What is the number of lines in this data that contain the word "questions"? Give the number alone.

───── Data ─────

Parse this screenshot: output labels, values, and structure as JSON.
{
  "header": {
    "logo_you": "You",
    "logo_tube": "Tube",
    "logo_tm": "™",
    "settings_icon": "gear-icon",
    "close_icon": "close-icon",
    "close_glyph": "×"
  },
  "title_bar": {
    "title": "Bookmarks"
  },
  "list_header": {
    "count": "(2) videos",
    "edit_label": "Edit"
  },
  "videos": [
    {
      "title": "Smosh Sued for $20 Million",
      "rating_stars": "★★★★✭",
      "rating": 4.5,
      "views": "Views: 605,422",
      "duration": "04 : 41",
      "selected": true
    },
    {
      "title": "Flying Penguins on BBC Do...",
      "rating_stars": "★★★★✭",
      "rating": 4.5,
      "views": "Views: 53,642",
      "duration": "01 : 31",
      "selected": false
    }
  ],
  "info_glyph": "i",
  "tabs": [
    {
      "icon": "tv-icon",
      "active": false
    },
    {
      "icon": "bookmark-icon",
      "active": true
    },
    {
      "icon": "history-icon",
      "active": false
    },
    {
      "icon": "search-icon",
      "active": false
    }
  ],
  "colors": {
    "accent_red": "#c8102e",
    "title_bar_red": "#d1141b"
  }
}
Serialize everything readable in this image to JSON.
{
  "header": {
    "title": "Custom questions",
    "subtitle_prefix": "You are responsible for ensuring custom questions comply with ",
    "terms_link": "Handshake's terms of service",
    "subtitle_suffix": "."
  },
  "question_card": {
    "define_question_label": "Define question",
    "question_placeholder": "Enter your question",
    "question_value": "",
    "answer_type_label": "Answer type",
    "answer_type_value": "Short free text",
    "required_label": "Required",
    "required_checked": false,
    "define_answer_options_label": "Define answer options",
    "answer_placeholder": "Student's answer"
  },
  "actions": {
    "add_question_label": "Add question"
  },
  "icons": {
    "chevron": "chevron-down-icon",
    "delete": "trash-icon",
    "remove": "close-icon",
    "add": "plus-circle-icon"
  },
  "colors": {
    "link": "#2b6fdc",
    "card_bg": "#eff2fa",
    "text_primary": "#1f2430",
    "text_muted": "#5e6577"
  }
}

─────

- Task result
2